In the past, Obama has been a champion of economic stimulus measures to get the global economy moving, but he seems even less likely to be heeded when he can’t get his own jobs bill through Congress. Not helping matters, the Cannes summit also began a day after the US Federal Reserve lowered forecasts for US economic growth – with no new plans to stimulate growth.
Obama may have come to Cannes with few initiatives up his sleeve, but that has not stopped another American from stepping in. Microsoft founder Mr. Gates on Thursday campaigned for a tax on international financial transactions to fund poverty-reduction efforts worldwide. The so-called “Robin Hood tax” is one recommendation of a report Gates prepared for French President Nicolas Sarkozy as part of the French G20 presidency.
As Obama has seen his star-power eclipsed, another global power – China – has moved to the forefront. Speculation swirled Thursday around whether China would intervene in the European debt crisis by investing in the European Union’s debtor-rescue fund.
Some Chinese financial officials have suggested that China could invest as much as $100 billion by buying bonds in the EU’s financial-stability fund.
That prospect has prompted some international economists to trumpet the Cannes G20 summit as ultimately marking a turning point in global economic affairs – from American dominance to Chinese supremacy.
“The Chinese buying bonds is nothing new, we know something about that ourselves,” says Groves, alluding to Chinese investment in American debt. “But the appearance, if not the reality, of a ‘Chinese bailout of Europe’ would have a sense of precedence to it and would be seen as some kind of turning point.”
But “the bigger question” is about global leadership, says Ms. Conley of CSIS.
“The Chinese don’t seem themselves in the role of global leader, and what they do in Europe is going to be fairly modest,” she says.
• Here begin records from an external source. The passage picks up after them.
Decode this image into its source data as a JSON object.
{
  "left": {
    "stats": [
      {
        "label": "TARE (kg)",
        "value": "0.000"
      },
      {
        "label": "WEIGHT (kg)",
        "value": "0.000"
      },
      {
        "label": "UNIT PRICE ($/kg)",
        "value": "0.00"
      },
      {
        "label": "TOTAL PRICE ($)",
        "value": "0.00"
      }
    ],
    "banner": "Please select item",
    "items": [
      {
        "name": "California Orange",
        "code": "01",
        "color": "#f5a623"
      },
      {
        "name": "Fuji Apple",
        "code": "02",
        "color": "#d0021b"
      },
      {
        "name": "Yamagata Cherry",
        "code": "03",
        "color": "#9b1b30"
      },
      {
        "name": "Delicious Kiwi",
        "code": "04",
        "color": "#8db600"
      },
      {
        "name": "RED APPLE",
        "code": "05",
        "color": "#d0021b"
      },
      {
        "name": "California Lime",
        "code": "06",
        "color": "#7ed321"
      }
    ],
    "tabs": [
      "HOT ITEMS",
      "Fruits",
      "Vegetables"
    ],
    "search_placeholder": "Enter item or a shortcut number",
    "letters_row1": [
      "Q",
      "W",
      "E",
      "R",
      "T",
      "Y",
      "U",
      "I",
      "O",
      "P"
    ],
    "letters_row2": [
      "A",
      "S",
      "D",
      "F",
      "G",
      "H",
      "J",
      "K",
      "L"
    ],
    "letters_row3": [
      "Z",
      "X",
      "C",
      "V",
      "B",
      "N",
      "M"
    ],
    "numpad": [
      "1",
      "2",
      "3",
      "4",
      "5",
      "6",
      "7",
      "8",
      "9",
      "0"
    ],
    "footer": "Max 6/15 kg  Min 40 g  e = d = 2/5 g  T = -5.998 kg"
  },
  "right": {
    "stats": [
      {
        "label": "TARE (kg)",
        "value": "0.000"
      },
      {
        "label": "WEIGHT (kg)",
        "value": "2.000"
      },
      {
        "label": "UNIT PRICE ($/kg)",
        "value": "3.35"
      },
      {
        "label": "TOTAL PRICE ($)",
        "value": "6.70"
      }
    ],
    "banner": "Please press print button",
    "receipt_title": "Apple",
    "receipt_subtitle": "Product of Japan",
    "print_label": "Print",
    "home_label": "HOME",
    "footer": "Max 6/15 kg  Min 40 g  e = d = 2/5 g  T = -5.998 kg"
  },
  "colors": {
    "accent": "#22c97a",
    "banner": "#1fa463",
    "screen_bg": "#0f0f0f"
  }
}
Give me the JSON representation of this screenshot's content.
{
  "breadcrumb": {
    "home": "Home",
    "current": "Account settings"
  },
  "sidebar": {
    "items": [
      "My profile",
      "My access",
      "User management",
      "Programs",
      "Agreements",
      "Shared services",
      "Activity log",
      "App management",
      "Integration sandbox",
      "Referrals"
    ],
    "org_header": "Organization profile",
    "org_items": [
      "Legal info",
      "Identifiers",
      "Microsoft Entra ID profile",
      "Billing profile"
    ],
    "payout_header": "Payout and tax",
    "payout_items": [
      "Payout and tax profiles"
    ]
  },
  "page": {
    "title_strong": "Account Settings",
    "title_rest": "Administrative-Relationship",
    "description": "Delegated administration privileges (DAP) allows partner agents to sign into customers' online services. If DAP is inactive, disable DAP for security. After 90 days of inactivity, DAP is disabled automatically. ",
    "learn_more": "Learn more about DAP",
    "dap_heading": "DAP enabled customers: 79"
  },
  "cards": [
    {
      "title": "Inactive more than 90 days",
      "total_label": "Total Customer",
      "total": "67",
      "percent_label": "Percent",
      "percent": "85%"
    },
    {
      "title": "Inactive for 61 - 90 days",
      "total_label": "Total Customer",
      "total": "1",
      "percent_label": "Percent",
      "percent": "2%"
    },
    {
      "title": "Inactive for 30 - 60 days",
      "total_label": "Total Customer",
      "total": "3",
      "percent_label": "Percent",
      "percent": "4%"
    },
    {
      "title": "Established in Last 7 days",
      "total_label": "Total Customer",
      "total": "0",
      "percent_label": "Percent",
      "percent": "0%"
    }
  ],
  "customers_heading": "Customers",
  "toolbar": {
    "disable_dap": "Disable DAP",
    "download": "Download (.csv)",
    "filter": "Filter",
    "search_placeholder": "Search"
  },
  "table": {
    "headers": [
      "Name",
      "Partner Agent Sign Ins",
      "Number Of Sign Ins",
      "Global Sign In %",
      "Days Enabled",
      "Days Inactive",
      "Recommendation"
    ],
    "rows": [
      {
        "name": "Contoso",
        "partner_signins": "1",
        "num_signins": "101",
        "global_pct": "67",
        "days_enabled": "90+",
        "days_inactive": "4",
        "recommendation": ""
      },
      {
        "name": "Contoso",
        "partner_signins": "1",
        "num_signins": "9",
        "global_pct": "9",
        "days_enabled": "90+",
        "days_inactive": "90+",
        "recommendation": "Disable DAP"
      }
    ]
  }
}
What is needed is for someone to step forward with “bold solutions” for the global economy.
But who does that leave? The US, the traditional leader, is “tapped out,” she says – as suggested by Obama’s low profile at Cannes.
That leaves the unsettling prospect of a world without global economic leadership, Conley says.
“When no one comes to the rescue, even as we are more interdependent economically, what does that portend for the future?” she says. “We can watch Cannes for hints, but it’s a question with far-reaching implications.”